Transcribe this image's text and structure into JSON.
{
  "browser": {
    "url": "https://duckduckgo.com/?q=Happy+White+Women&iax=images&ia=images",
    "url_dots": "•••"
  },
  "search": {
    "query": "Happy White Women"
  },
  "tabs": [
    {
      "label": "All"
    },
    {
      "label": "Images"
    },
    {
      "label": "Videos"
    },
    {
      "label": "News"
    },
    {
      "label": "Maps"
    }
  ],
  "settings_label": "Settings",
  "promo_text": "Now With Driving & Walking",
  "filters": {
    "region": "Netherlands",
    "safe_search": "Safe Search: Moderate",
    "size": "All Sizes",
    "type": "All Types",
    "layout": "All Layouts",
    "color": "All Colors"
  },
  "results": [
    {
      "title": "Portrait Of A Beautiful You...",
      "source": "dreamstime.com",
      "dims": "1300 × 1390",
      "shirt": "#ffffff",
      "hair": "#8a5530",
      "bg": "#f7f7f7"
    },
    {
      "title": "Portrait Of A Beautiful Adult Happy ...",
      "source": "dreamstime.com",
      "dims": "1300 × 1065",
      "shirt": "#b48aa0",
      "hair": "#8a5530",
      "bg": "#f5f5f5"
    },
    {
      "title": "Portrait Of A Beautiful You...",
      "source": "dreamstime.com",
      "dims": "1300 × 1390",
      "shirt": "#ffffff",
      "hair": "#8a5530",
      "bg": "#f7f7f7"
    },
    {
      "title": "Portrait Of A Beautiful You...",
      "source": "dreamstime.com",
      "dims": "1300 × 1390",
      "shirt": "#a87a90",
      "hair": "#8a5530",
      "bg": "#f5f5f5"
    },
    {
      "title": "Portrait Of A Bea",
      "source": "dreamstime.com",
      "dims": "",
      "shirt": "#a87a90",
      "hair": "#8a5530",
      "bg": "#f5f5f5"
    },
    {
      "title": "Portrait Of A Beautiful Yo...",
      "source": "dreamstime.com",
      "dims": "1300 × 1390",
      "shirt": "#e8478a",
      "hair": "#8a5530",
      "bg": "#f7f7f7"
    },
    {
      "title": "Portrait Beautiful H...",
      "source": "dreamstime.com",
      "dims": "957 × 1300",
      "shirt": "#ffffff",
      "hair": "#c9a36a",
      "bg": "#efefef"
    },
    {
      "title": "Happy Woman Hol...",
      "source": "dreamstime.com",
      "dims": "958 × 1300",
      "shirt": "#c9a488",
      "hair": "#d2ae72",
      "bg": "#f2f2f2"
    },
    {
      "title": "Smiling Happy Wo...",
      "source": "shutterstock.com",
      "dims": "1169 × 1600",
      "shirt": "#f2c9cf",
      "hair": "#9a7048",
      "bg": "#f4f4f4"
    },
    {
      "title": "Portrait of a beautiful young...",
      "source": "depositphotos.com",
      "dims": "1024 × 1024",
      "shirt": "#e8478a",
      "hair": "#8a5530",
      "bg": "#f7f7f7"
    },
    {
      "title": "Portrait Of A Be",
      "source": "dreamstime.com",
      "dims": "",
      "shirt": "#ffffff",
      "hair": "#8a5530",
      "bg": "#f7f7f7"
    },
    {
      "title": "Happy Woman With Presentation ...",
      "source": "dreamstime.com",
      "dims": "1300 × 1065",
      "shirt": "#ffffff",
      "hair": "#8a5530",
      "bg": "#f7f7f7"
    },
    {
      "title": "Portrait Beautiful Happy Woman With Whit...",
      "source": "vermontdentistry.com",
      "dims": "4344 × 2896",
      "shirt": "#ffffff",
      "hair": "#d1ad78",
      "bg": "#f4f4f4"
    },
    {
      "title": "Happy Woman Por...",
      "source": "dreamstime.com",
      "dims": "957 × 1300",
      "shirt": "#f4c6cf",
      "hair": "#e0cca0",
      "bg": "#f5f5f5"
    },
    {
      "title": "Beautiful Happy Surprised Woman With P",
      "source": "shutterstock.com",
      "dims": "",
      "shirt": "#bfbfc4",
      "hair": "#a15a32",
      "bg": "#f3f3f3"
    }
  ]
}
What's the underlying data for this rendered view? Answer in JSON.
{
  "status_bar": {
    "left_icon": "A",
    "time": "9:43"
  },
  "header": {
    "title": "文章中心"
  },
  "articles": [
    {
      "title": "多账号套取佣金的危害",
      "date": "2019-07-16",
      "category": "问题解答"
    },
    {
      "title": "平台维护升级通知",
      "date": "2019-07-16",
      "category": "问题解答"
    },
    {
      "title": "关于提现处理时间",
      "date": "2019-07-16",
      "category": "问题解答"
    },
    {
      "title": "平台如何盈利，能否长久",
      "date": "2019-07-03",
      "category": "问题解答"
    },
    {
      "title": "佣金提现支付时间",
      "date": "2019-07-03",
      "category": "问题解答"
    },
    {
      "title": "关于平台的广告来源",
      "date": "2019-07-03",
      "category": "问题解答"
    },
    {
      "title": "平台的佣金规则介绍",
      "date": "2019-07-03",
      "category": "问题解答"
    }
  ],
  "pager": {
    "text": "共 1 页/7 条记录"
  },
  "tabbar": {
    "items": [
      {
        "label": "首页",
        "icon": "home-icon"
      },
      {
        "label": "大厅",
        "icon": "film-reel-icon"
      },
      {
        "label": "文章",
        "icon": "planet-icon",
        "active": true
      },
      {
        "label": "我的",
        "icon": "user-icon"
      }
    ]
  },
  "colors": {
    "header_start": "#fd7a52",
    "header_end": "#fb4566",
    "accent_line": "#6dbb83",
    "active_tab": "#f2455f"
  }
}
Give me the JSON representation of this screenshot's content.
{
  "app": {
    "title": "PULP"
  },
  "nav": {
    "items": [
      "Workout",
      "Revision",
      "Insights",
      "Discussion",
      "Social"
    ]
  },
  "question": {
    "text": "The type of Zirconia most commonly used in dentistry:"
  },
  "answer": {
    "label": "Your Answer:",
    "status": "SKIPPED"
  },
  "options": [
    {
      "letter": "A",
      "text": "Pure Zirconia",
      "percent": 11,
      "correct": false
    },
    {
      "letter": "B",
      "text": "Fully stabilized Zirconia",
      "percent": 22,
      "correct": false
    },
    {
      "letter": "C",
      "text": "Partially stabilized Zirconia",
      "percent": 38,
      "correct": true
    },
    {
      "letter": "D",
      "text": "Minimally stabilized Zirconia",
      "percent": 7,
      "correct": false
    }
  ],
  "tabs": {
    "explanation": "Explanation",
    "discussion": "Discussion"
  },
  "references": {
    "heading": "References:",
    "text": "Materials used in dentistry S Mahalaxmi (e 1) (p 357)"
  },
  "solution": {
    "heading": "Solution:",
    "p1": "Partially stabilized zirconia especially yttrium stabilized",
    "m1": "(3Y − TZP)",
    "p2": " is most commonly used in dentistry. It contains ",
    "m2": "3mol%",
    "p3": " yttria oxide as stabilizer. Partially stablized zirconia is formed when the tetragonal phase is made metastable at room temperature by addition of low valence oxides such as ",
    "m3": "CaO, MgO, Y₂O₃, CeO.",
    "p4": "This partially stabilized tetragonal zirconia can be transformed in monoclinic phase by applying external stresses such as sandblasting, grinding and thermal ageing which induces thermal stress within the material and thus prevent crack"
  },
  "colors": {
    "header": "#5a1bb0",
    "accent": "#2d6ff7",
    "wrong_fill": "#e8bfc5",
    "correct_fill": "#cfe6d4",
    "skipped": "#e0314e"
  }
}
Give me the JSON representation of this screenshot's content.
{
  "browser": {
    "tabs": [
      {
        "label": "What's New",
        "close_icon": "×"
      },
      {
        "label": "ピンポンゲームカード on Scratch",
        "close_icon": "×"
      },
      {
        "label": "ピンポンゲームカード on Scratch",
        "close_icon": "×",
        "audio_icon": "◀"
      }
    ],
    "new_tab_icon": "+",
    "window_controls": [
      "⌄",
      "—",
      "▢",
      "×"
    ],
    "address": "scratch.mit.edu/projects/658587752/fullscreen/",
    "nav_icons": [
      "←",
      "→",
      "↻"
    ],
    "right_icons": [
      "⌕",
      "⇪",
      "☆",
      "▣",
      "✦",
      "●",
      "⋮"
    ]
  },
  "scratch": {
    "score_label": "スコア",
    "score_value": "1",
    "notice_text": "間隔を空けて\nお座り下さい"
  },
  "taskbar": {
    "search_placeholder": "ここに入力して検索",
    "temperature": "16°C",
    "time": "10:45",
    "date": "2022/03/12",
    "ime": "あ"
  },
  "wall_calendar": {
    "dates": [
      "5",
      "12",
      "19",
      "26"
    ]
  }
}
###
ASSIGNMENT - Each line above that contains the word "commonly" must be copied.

YOUR RESPONSE -
    "text": "The type of Zirconia most commonly used in dentistry:"
    "p2": " is most commonly used in dentistry. It contains ",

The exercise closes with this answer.